Withdrawing from FRO

Some people do not want their support payments processed through FRO. If both the payor (the person who owes the support) and the recipient (the person who is to receive the support) agree, they can withdraw from FRO. They can do so by sending a Notice of Withdrawal, signed by both of them, telling FRO that they would like to withdraw their support order, or domestic contract.

​FRO will close the case once it receives this notice. However, if the recipient is receiving social assistance and the support order is assigned to the social assistance agency, the agency providing the social assistance must also agree to withdraw the support order from FRO. You should confirm if any social service agency is involved and whether their consent is also required. You can do this by completing and sending a Confirmation of Assignment to the social service agency. The agency will advise if they are involved.

​If the payor is not in compliance with the support order, and owes support monies, the recipient can decide to withdraw the support order from FRO without the agreement of the payor and enforce the support order directly. The recipient can do this by sending a signed Notice by Support Recipient of Unilateral Withdrawal form to FRO.

​Once FRO receives this notice it will close the case and the recipient can enforce the support order. If the recipient is receiving social assistance and the support order is assigned to the social assistance agency, the agency providing the social assistance must also agree to withdraw the support order from FRO.

​There is a fee charged to both the payor and the recipient if the support order is re-filed with FRO at a later date.

Enforcement of support payments that are not being made on time or in full

If you withdraw your support order from FRO, and the support payments that are owed to you are not being paid on time or in full, you can take legal action on your own behalf to recover the money you are owed. You can:

  • ​request a default hearing, at which the payor must explain to a judge why the support is not being paid. If the judge is not satisfied with the explanation, the judge can order that support be paid. In extreme circumstances, the judge can send the payor to jail for failing to pay support;
  • garnishee the payor’s wages and bring the payor’s employer to court if the employer disobeys or ignores the notice of garnishment;
  • garnishee the payor’s bank account;
  • seize the payor’s RRSP;
  • register the support order as a charge on the payor’s house, other real estate or personal property; or
  • file a writ against the payor’s property.

​Bringing these legal actions may be time-consuming and expensive and you may need a lawyer to assist you. However, you do not have to enforce your support payments yourself. FRO can act on your behalf to recover the money that is owed to you. FRO can take all of the steps outlined above to collect your support payments. In addition, FRO can:

  • ​request records containing information about the payor’s employment and financial circumstances and address from any person or public body;
  • bring the payor’s employer to court for disobeying or ignoring a support deduction order;
  • deduct money owed to the payor by the federal government (including income tax refunds and Employment Insurance benefits);
  • report the amount of support owed by the payor to a credit bureau;
  • intercept the payor’s lottery winnings, if the prize is over $1,000 and the lottery was in Ontario;
  • suspend the payor’s driver’s licence; or
  • suspend the payor’s federal licences or privileges, such as a pilot’s licence or a Canadian passport.
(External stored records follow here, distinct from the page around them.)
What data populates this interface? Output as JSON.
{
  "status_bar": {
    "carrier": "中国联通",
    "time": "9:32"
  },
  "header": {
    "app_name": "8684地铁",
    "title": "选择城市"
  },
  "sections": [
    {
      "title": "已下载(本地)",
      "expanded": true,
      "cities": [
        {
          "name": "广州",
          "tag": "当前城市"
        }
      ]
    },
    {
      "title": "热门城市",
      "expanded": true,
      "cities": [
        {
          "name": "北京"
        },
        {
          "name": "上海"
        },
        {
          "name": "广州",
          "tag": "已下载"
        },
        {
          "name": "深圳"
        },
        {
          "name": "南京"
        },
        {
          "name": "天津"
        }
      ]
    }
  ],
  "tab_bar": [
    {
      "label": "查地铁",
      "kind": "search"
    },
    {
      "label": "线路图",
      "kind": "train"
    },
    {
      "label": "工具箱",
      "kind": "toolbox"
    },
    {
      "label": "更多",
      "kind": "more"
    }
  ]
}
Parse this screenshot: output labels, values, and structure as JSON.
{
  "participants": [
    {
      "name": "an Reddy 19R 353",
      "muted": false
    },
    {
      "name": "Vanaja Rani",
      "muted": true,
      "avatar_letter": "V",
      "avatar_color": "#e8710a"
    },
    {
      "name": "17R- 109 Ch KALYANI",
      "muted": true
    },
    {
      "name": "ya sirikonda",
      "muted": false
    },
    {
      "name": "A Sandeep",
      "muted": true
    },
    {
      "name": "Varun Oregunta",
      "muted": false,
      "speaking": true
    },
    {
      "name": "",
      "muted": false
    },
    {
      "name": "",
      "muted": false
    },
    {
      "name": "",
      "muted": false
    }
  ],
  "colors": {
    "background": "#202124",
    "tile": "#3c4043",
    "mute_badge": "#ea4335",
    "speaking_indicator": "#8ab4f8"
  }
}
​If you have withdrawn from FRO, you can re-file your support order or domestic contract if you have problems with your support payments later and decide that you want FRO’s assistance.

​You should be aware that FRO does its job best when you keep the office up to date. Always make sure that FRO knows your most current address and telephone number, and if you find out that the payor has moved or has changed jobs, you should let FRO know, in case the payor has not notified the office.

​In order for FRO to enforce your support payments effectively, it is also important that your support order or domestic contract be clearly written. For more information on this, you may find it helpful to refer to the FRO website at